### Problem description
Exactly as written, return every line of the data below apart from the pictures.

### Source data
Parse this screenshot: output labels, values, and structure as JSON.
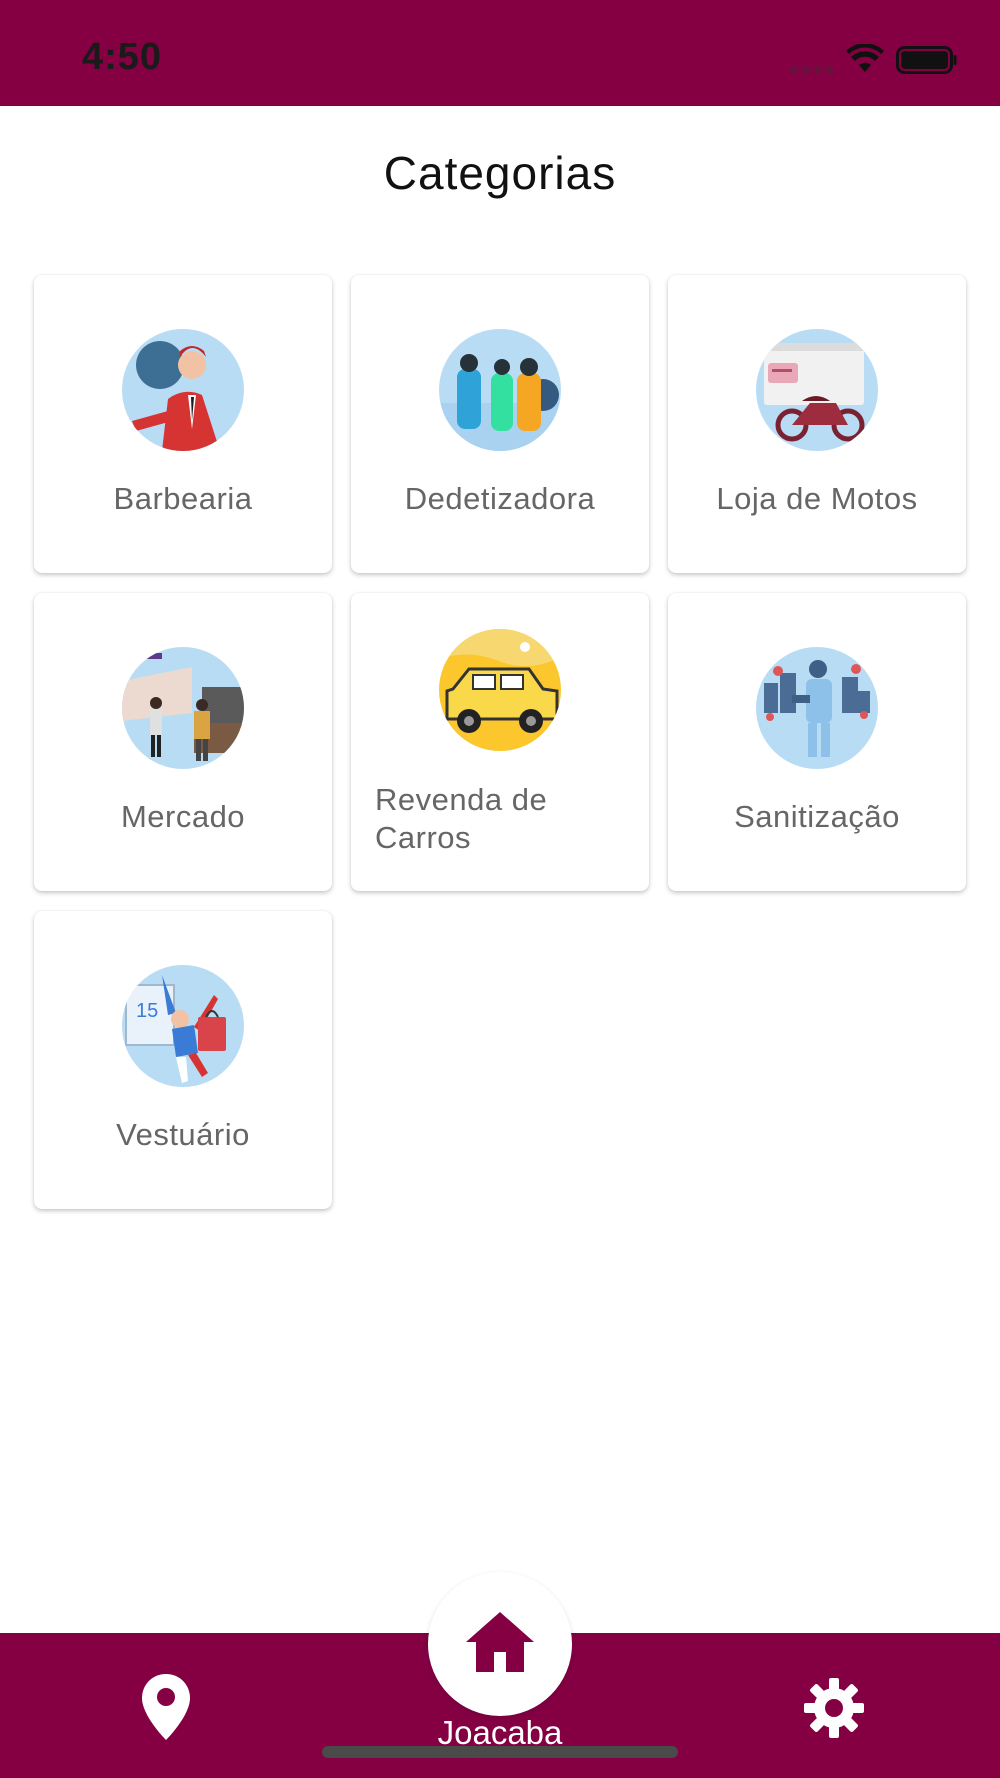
{
  "status_bar": {
    "time": "4:50"
  },
  "header": {
    "title": "Categorias"
  },
  "categories": [
    {
      "label": "Barbearia",
      "icon": "barber-illustration-icon"
    },
    {
      "label": "Dedetizadora",
      "icon": "pest-control-illustration-icon"
    },
    {
      "label": "Loja de Motos",
      "icon": "motorcycle-shop-illustration-icon"
    },
    {
      "label": "Mercado",
      "icon": "market-illustration-icon"
    },
    {
      "label": "Revenda de Carros",
      "icon": "car-resale-illustration-icon"
    },
    {
      "label": "Sanitização",
      "icon": "sanitization-illustration-icon"
    },
    {
      "label": "Vestuário",
      "icon": "clothing-illustration-icon"
    }
  ],
  "bottom_nav": {
    "home_label": "Joacaba",
    "items": [
      "location-icon",
      "home-icon",
      "gear-icon"
    ]
  },
  "colors": {
    "brand": "#840043",
    "thumb_bg": "#b9dcf5",
    "card_bg": "#ffffff",
    "label_text": "#666666"
  }
}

### Solution for this task
Parse this screenshot: output labels, values, and structure as JSON.
{
  "status_bar": {
    "time": "4:50"
  },
  "header": {
    "title": "Categorias"
  },
  "categories": [
    {
      "label": "Barbearia",
      "icon": "barber-illustration-icon"
    },
    {
      "label": "Dedetizadora",
      "icon": "pest-control-illustration-icon"
    },
    {
      "label": "Loja de Motos",
      "icon": "motorcycle-shop-illustration-icon"
    },
    {
      "label": "Mercado",
      "icon": "market-illustration-icon"
    },
    {
      "label": "Revenda de Carros",
      "icon": "car-resale-illustration-icon"
    },
    {
      "label": "Sanitização",
      "icon": "sanitization-illustration-icon"
    },
    {
      "label": "Vestuário",
      "icon": "clothing-illustration-icon"
    }
  ],
  "bottom_nav": {
    "home_label": "Joacaba",
    "items": [
      "location-icon",
      "home-icon",
      "gear-icon"
    ]
  },
  "colors": {
    "brand": "#840043",
    "thumb_bg": "#b9dcf5",
    "card_bg": "#ffffff",
    "label_text": "#666666"
  }
}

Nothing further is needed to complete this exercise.